Wednesday, July 11, 2012

Bandelier National Monument

On our last full day in New Mexico, we visited Bandelier National Monument. This is a must-visit monument for your inner-Indiana Jones. We started our visit with a walk along the Main Loop Trail, a 1.2 mile loop that starts from the main visitor's center. From the Main Loop Trail, you get to see cliff dwellings, petroglyphs and the remains of a village. 

The Main Loop Trail is a relatively easy hike, but it does involve a lot of stairs along narrow paths. This is not a place to take your infant or toddler! Also, the park rangers told us the trail was mostly shaded. That was a lie. We were usually walking in the full sun, and it was about 90 degrees when we were there. We drank two large water bottles while walking around the park.

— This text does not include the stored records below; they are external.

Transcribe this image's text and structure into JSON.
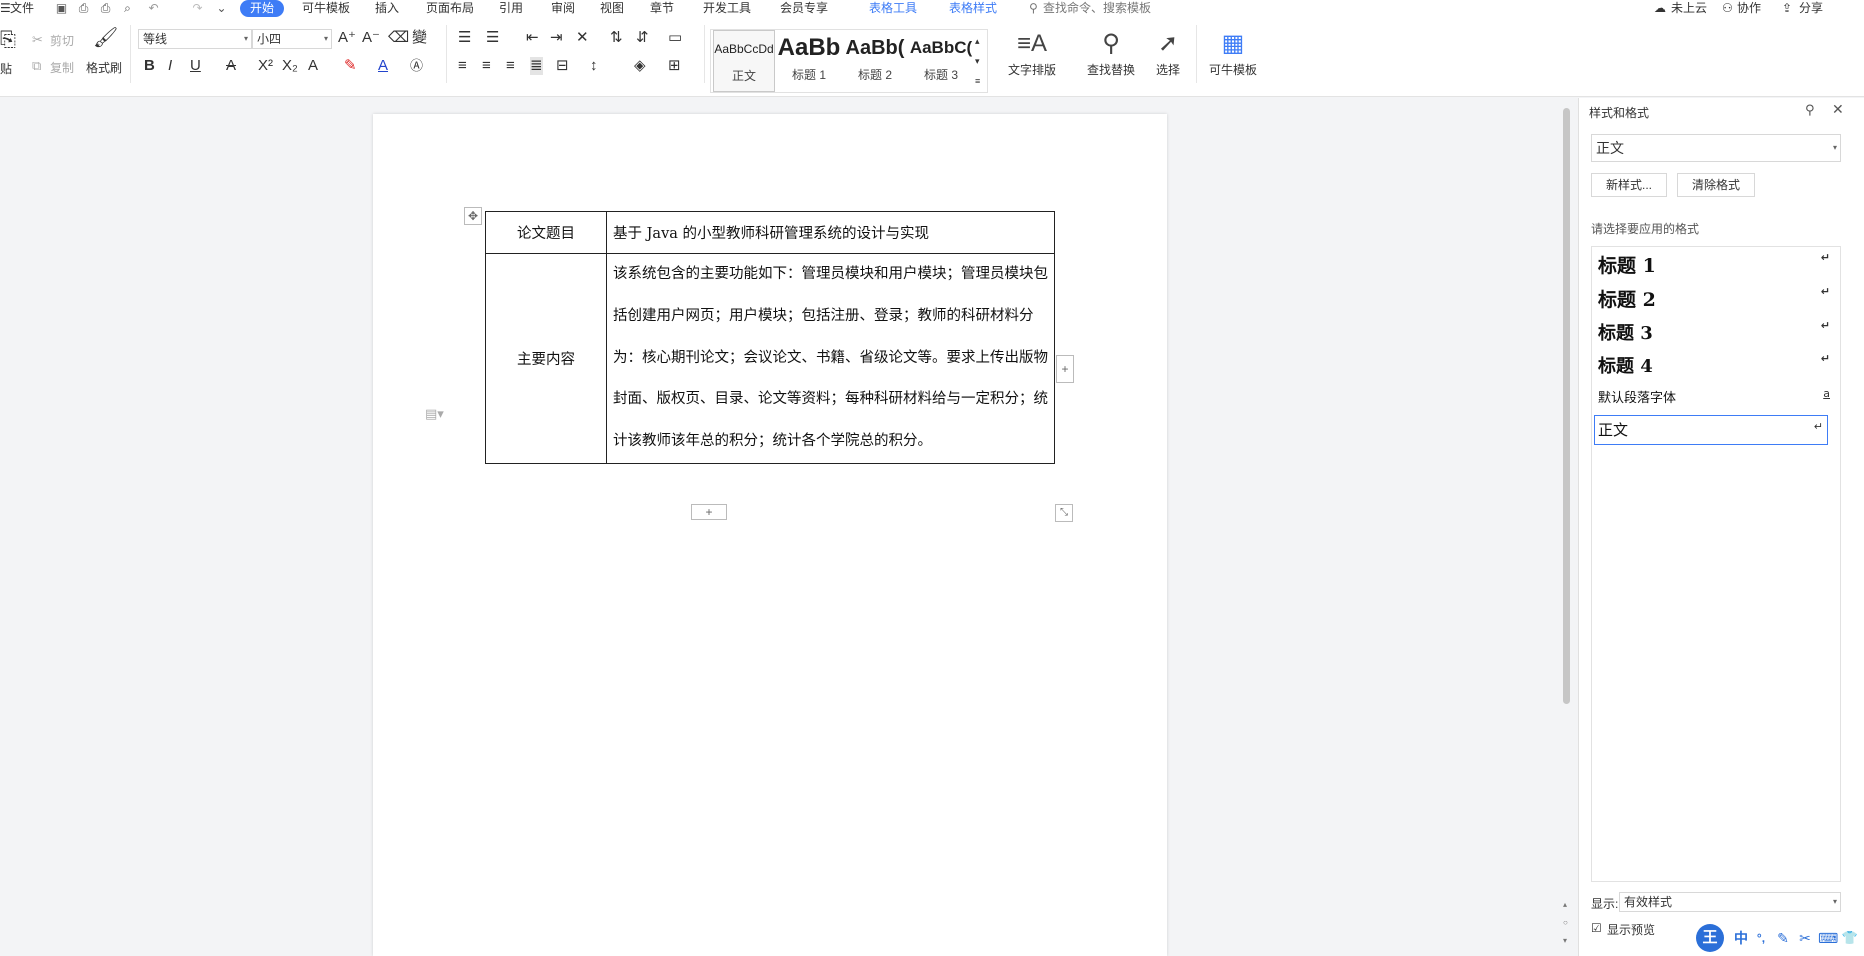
{
  "menubar": {
    "file_label": "文件",
    "tabs": [
      {
        "label": "开始",
        "active": true
      },
      {
        "label": "可牛模板"
      },
      {
        "label": "插入"
      },
      {
        "label": "页面布局"
      },
      {
        "label": "引用"
      },
      {
        "label": "审阅"
      },
      {
        "label": "视图"
      },
      {
        "label": "章节"
      },
      {
        "label": "开发工具"
      },
      {
        "label": "会员专享"
      },
      {
        "label": "表格工具"
      },
      {
        "label": "表格样式"
      }
    ],
    "search_placeholder": "查找命令、搜索模板",
    "cloud_label": "未上云",
    "collab_label": "协作",
    "share_label": "分享"
  },
  "ribbon": {
    "paste_label": "贴",
    "cut_label": "剪切",
    "copy_label": "复制",
    "format_painter_label": "格式刷",
    "font_name": "等线",
    "font_size": "小四",
    "styles": [
      {
        "preview": "AaBbCcDd",
        "name": "正文"
      },
      {
        "preview": "AaBb",
        "name": "标题 1"
      },
      {
        "preview": "AaBb(",
        "name": "标题 2"
      },
      {
        "preview": "AaBbC(",
        "name": "标题 3"
      }
    ],
    "text_layout_label": "文字排版",
    "find_replace_label": "查找替换",
    "select_label": "选择",
    "template_label": "可牛模板"
  },
  "document": {
    "table": {
      "row1_label": "论文题目",
      "row1_value": "基于 Java 的小型教师科研管理系统的设计与实现",
      "row2_label": "主要内容",
      "row2_value": "该系统包含的主要功能如下：管理员模块和用户模块；管理员模块包括创建用户网页；用户模块；包括注册、登录；教师的科研材料分为：核心期刊论文；会议论文、书籍、省级论文等。要求上传出版物封面、版权页、目录、论文等资料；每种科研材料给与一定积分；统计该教师该年总的积分；统计各个学院总的积分。"
    }
  },
  "panel": {
    "title": "样式和格式",
    "current_style": "正文",
    "new_style_label": "新样式...",
    "clear_format_label": "清除格式",
    "apply_prompt": "请选择要应用的格式",
    "items": [
      {
        "label": "标题 1",
        "mark": "↵"
      },
      {
        "label": "标题 2",
        "mark": "↵"
      },
      {
        "label": "标题 3",
        "mark": "↵"
      },
      {
        "label": "标题 4",
        "mark": "↵"
      },
      {
        "label": "默认段落字体",
        "mark": "a"
      },
      {
        "label": "正文",
        "mark": "↵"
      }
    ],
    "show_label": "显示:",
    "show_value": "有效样式",
    "preview_label": "显示预览"
  },
  "ime": {
    "items": [
      "中",
      "°,",
      "✎",
      "✂",
      "⌨",
      "👕"
    ]
  }
}
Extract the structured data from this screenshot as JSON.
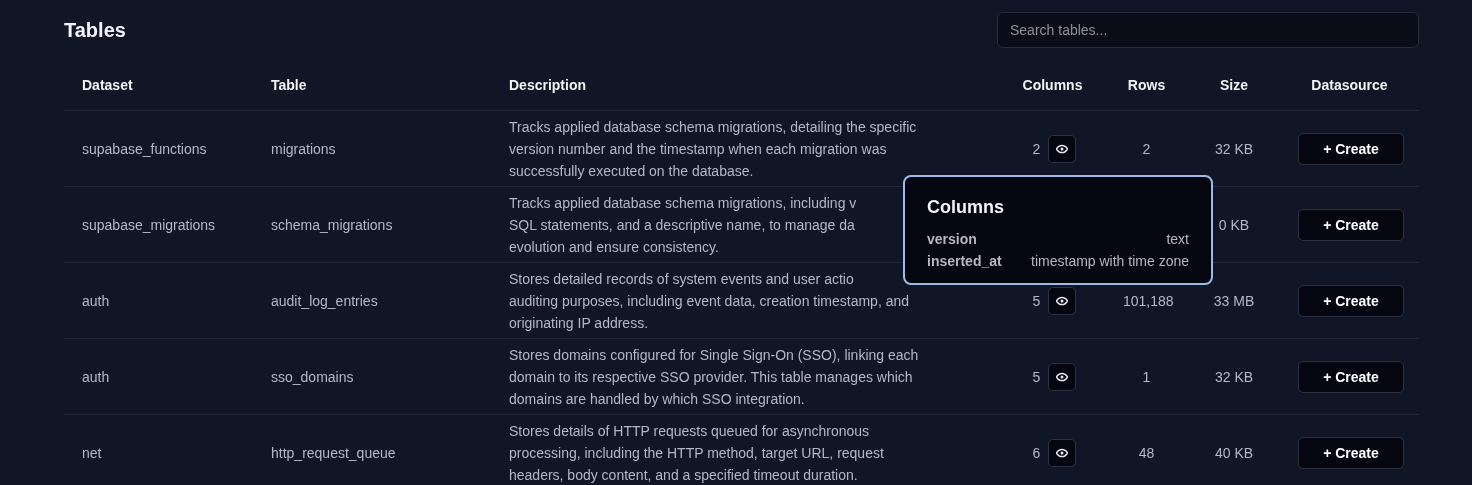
{
  "title": "Tables",
  "search": {
    "placeholder": "Search tables..."
  },
  "table": {
    "columns": [
      "Dataset",
      "Table",
      "Description",
      "Columns",
      "Rows",
      "Size",
      "Datasource"
    ],
    "rows": [
      {
        "dataset": "supabase_functions",
        "table": "migrations",
        "description_lines": [
          "Tracks applied database schema migrations, detailing the specific",
          "version number and the timestamp when each migration was",
          "successfully executed on the database."
        ],
        "columns": "2",
        "rows": "2",
        "size": "32 KB",
        "action": "+ Create"
      },
      {
        "dataset": "supabase_migrations",
        "table": "schema_migrations",
        "description_lines": [
          "Tracks applied database schema migrations, including v",
          "SQL statements, and a descriptive name, to manage da",
          "evolution and ensure consistency."
        ],
        "size": "0 KB",
        "action": "+ Create"
      },
      {
        "dataset": "auth",
        "table": "audit_log_entries",
        "description_lines": [
          "Stores detailed records of system events and user actio",
          "auditing purposes, including event data, creation timestamp, and",
          "originating IP address."
        ],
        "columns": "5",
        "rows": "101,188",
        "size": "33 MB",
        "action": "+ Create"
      },
      {
        "dataset": "auth",
        "table": "sso_domains",
        "description_lines": [
          "Stores domains configured for Single Sign-On (SSO), linking each",
          "domain to its respective SSO provider. This table manages which",
          "domains are handled by which SSO integration."
        ],
        "columns": "5",
        "rows": "1",
        "size": "32 KB",
        "action": "+ Create"
      },
      {
        "dataset": "net",
        "table": "http_request_queue",
        "description_lines": [
          "Stores details of HTTP requests queued for asynchronous",
          "processing, including the HTTP method, target URL, request",
          "headers, body content, and a specified timeout duration."
        ],
        "columns": "6",
        "rows": "48",
        "size": "40 KB",
        "action": "+ Create"
      }
    ]
  },
  "tooltip": {
    "title": "Columns",
    "items": [
      {
        "name": "version",
        "type": "text"
      },
      {
        "name": "inserted_at",
        "type": "timestamp with time zone"
      }
    ]
  }
}
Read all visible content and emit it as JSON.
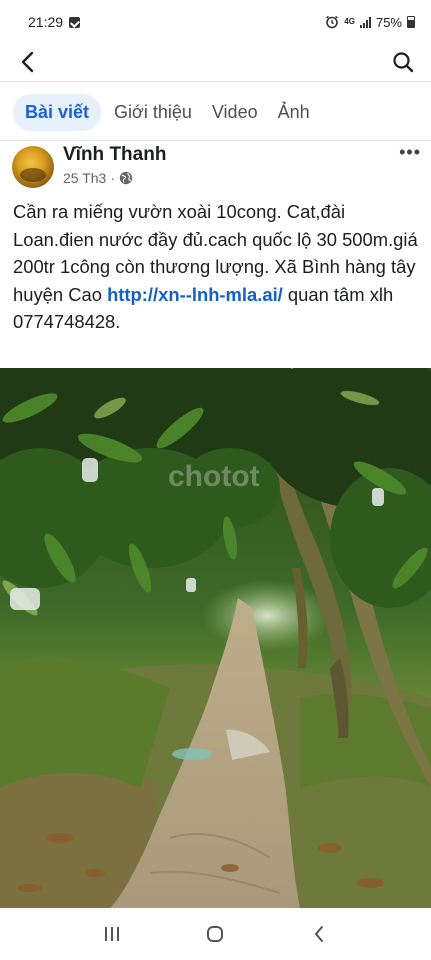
{
  "status_bar": {
    "time": "21:29",
    "battery": "75%",
    "network": "4G"
  },
  "header": {
    "back_icon": "chevron-left-icon",
    "search_icon": "search-icon"
  },
  "tabs": [
    {
      "label": "Bài viết",
      "active": true
    },
    {
      "label": "Giới thiệu",
      "active": false
    },
    {
      "label": "Video",
      "active": false
    },
    {
      "label": "Ảnh",
      "active": false
    }
  ],
  "post": {
    "author": "Vĩnh Thanh",
    "date": "25 Th3",
    "separator": "·",
    "more": "•••",
    "text": "Cần ra miếng vườn xoài 10cong. Cat,đài Loan.đien nước đầy đủ.cach quốc lộ 30 500m.giá 200tr 1công còn thương lượng. Xã Bình hàng tây huyện Cao ",
    "link": "http://xn--lnh-mla.ai/",
    "text_after_link": " quan tâm xlh 0774748428.",
    "photo_watermark": "chotot"
  },
  "colors": {
    "accent": "#1763cf",
    "tab_active_bg": "#e7f0fd",
    "link": "#1260c9"
  }
}
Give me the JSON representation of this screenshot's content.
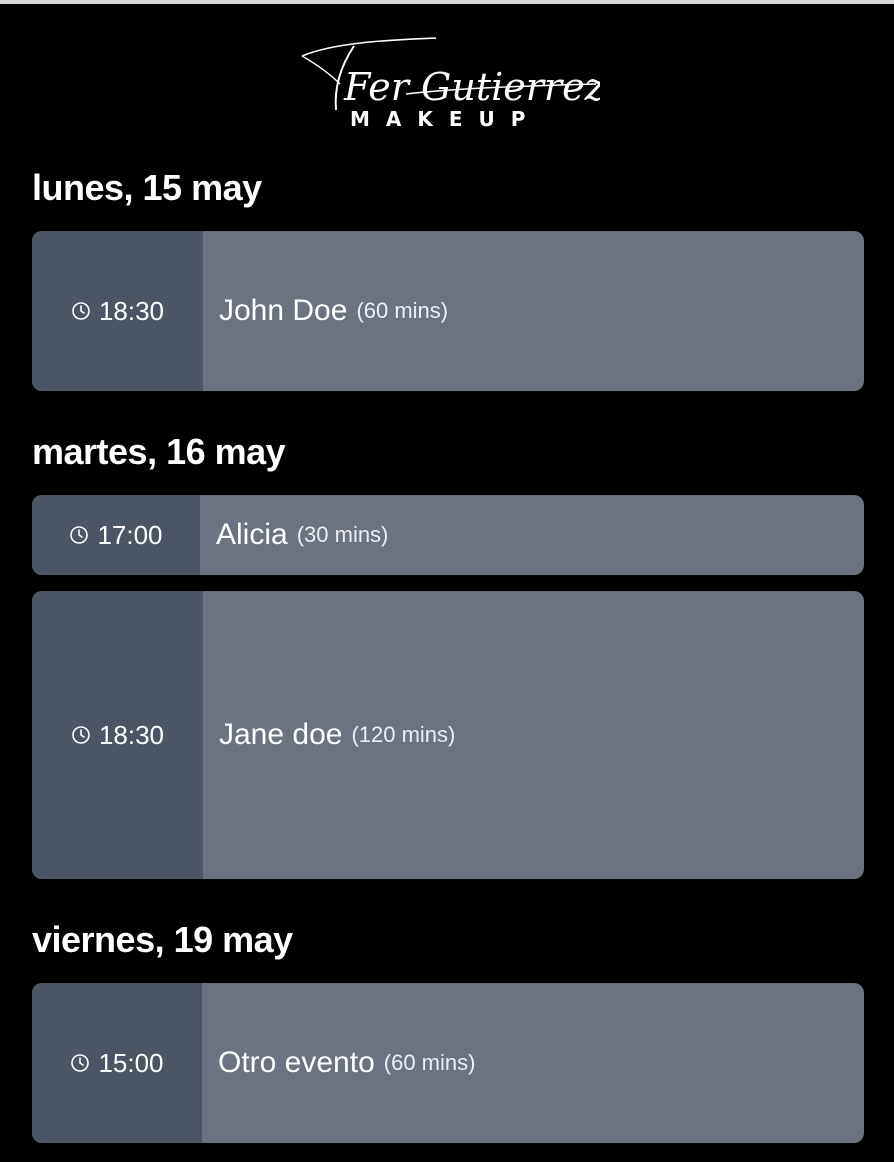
{
  "brand": {
    "script_name": "Fer Gutierrez",
    "tagline": "MAKEUP"
  },
  "days": [
    {
      "heading": "lunes, 15 may",
      "events": [
        {
          "time": "18:30",
          "name": "John Doe",
          "duration": "(60 mins)"
        }
      ]
    },
    {
      "heading": "martes, 16 may",
      "events": [
        {
          "time": "17:00",
          "name": "Alicia",
          "duration": "(30 mins)"
        },
        {
          "time": "18:30",
          "name": "Jane doe",
          "duration": "(120 mins)"
        }
      ]
    },
    {
      "heading": "viernes, 19 may",
      "events": [
        {
          "time": "15:00",
          "name": "Otro evento",
          "duration": "(60 mins)"
        }
      ]
    }
  ],
  "colors": {
    "background": "#000000",
    "card": "#6b7280",
    "time_column": "#4b5563",
    "text": "#ffffff"
  },
  "icons": {
    "event_time": "clock-icon"
  }
}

Below you can see the remains of an abandoned village. The rooms were tiny, e.g. smaller than a celebrity's walk-in closet. I love being a Tourist Archaeologist and admiring the hard work of Real Archaelogists who have devoted years to digging in gruel heat. I myself have zero interest in hunting for pottery shards and trying to extrapolate an entire civilization's history from some petrified corn and a few broken bones. However, kudos to the archaelogists of the world - I admire your patience and diligence.

You can climb up ladders into the cliff dwellings. The residents built their structures in front of caves and used the caves as rooms. In one room, we could stand up and walk around. In another room, we could barely crouch. The caves do not have plumbing, electricity or cable.

Nathan snapped this photo as I was leaving the cave. About 20 seconds later, while stepping off the ladder, I tripped and scraped the sh** out of my right calf. It's amazing that I managed to get away with just a bad scrape. Given my clumsiness, I should have fallen off the ladder, broken my leg, and required an air lift out of the park.

As you can see from the remains below, the residents built their homes in front of the caves. Archaeologists believe the structures were accessed from the roof via ladders. In case of an attack, the women and children could hide inside and pull the ladders in after them. I'm really glad I live in a house with a front door. Can you imagine carrying your groceries up a ladder? (Although I suppose you would have very shapely calves).

Can you spot the petroglyph in the picture below? (Hint: it's a little man/alien in the dead center).

After visiting the main attractions, we continued on to the Alcove House. We hiked through the woods and discovered some of the alleged shade (it was still 90 degrees, shade or no shade).

To access the Alcove House, we had to climb 140 feet of ladders. No problem. (In case you missed it, I was being sarcastic. As we hiked to the ladders, I kept telling Nathan that I reserved the right to be a chicken and stay on the ground).

We had to climb four separate ladders. The rungs on the ladders were SO EFFING HOT. This is not something I could have done alone. I only managed the climb because Nathan was giving me encouraging pep talks throughout the ascent/descent.

Here is the Alcove House, as seen from below. When we reached it, my arms were shaking uncontrollably. Screw the stairmaster. You know what my gym needs? The LadderMaster.

I thought I was going to throw-up (from a combination of fear and exhauation), but the views were well worth the effort. (Please note: if I had slipped and fallen off the ladders, the views would not have been worth the effort). If you ever find yourself in the Santa Fe area, I highly recommend a visit to Bandelier National Monument. However, if you have even the slightest fear of heights, you should probably skip the Alcove House!